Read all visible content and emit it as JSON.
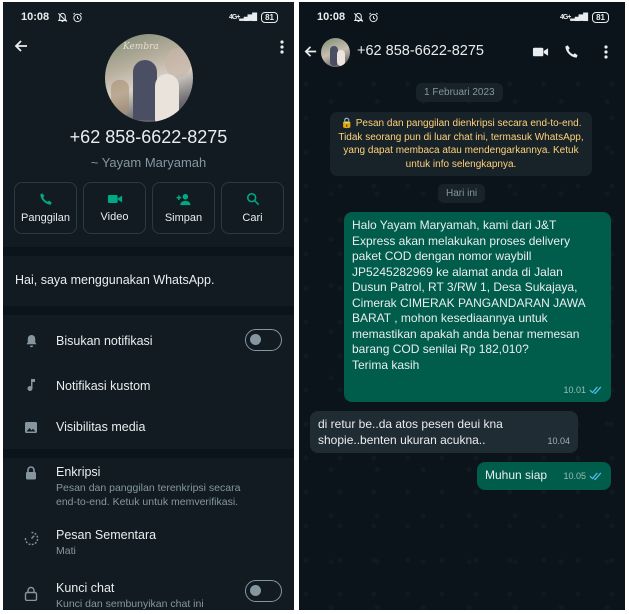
{
  "status_bar": {
    "time": "10:08",
    "network": "4G+",
    "battery": "81"
  },
  "profile": {
    "photo_text": "Kembra",
    "phone": "+62 858-6622-8275",
    "name": "~ Yayam Maryamah",
    "actions": [
      {
        "label": "Panggilan",
        "icon": "phone-icon"
      },
      {
        "label": "Video",
        "icon": "video-icon"
      },
      {
        "label": "Simpan",
        "icon": "add-person-icon"
      },
      {
        "label": "Cari",
        "icon": "search-icon"
      }
    ],
    "about": "Hai, saya menggunakan WhatsApp.",
    "settings": {
      "mute": {
        "title": "Bisukan notifikasi",
        "enabled": false
      },
      "custom_notif": {
        "title": "Notifikasi kustom"
      },
      "media_visibility": {
        "title": "Visibilitas media"
      },
      "encryption": {
        "title": "Enkripsi",
        "subtitle": "Pesan dan panggilan terenkripsi secara end-to-end. Ketuk untuk memverifikasi."
      },
      "disappearing": {
        "title": "Pesan Sementara",
        "subtitle": "Mati"
      },
      "chat_lock": {
        "title": "Kunci chat",
        "subtitle": "Kunci dan sembunyikan chat ini",
        "enabled": false
      }
    }
  },
  "chat": {
    "header_title": "+62 858-6622-8275",
    "date_pill_1": "1 Februari 2023",
    "encryption_notice": "🔒 Pesan dan panggilan dienkripsi secara end-to-end. Tidak seorang pun di luar chat ini, termasuk WhatsApp, yang dapat membaca atau mendengarkannya. Ketuk untuk info selengkapnya.",
    "date_pill_2": "Hari ini",
    "messages": [
      {
        "direction": "out",
        "text": "Halo Yayam Maryamah, kami dari J&T Express akan melakukan proses delivery paket COD dengan nomor waybill JP5245282969 ke alamat anda di Jalan Dusun Patrol, RT 3/RW 1, Desa Sukajaya, Cimerak CIMERAK PANGANDARAN JAWA BARAT , mohon kesediaannya untuk memastikan apakah anda benar memesan barang COD senilai Rp 182,010?\nTerima kasih",
        "time": "10.01",
        "status": "read"
      },
      {
        "direction": "in",
        "text": "di retur be..da atos pesen   deui kna shopie..benten ukuran acukna..",
        "time": "10.04"
      },
      {
        "direction": "out",
        "text": "Muhun siap",
        "time": "10.05",
        "status": "read"
      }
    ]
  },
  "colors": {
    "panel_bg": "#111b21",
    "chat_bg": "#0b141a",
    "outgoing_bubble": "#005c4b",
    "incoming_bubble": "#202c33",
    "accent": "#00a884",
    "read_ticks": "#53bdeb",
    "notice_text": "#ffd279"
  }
}
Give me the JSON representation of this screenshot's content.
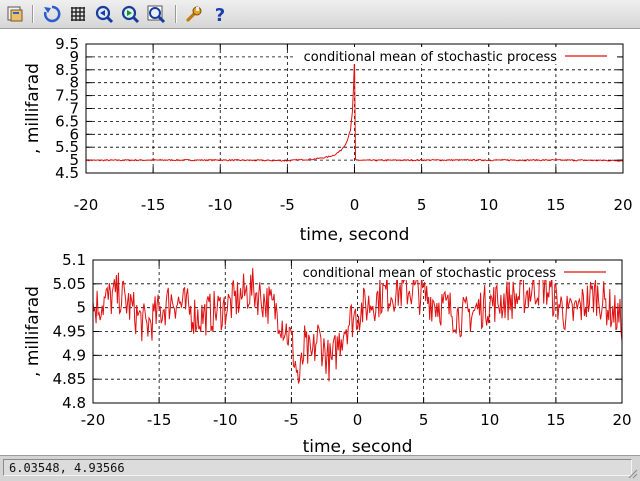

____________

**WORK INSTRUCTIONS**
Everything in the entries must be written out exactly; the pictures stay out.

**RESULT**
Read all visible content and emit it as JSON.
{
  "status_bar": {
    "time": "10:08",
    "network": "4G+",
    "battery": "81"
  },
  "profile": {
    "photo_text": "Kembra",
    "phone": "+62 858-6622-8275",
    "name": "~ Yayam Maryamah",
    "actions": [
      {
        "label": "Panggilan",
        "icon": "phone-icon"
      },
      {
        "label": "Video",
        "icon": "video-icon"
      },
      {
        "label": "Simpan",
        "icon": "add-person-icon"
      },
      {
        "label": "Cari",
        "icon": "search-icon"
      }
    ],
    "about": "Hai, saya menggunakan WhatsApp.",
    "settings": {
      "mute": {
        "title": "Bisukan notifikasi",
        "enabled": false
      },
      "custom_notif": {
        "title": "Notifikasi kustom"
      },
      "media_visibility": {
        "title": "Visibilitas media"
      },
      "encryption": {
        "title": "Enkripsi",
        "subtitle": "Pesan dan panggilan terenkripsi secara end-to-end. Ketuk untuk memverifikasi."
      },
      "disappearing": {
        "title": "Pesan Sementara",
        "subtitle": "Mati"
      },
      "chat_lock": {
        "title": "Kunci chat",
        "subtitle": "Kunci dan sembunyikan chat ini",
        "enabled": false
      }
    }
  },
  "chat": {
    "header_title": "+62 858-6622-8275",
    "date_pill_1": "1 Februari 2023",
    "encryption_notice": "🔒 Pesan dan panggilan dienkripsi secara end-to-end. Tidak seorang pun di luar chat ini, termasuk WhatsApp, yang dapat membaca atau mendengarkannya. Ketuk untuk info selengkapnya.",
    "date_pill_2": "Hari ini",
    "messages": [
      {
        "direction": "out",
        "text": "Halo Yayam Maryamah, kami dari J&T Express akan melakukan proses delivery paket COD dengan nomor waybill JP5245282969 ke alamat anda di Jalan Dusun Patrol, RT 3/RW 1, Desa Sukajaya, Cimerak CIMERAK PANGANDARAN JAWA BARAT , mohon kesediaannya untuk memastikan apakah anda benar memesan barang COD senilai Rp 182,010?\nTerima kasih",
        "time": "10.01",
        "status": "read"
      },
      {
        "direction": "in",
        "text": "di retur be..da atos pesen   deui kna shopie..benten ukuran acukna..",
        "time": "10.04"
      },
      {
        "direction": "out",
        "text": "Muhun siap",
        "time": "10.05",
        "status": "read"
      }
    ]
  },
  "colors": {
    "panel_bg": "#111b21",
    "chat_bg": "#0b141a",
    "outgoing_bubble": "#005c4b",
    "incoming_bubble": "#202c33",
    "accent": "#00a884",
    "read_ticks": "#53bdeb",
    "notice_text": "#ffd279"
  }
}
Give me the JSON representation of this screenshot's content.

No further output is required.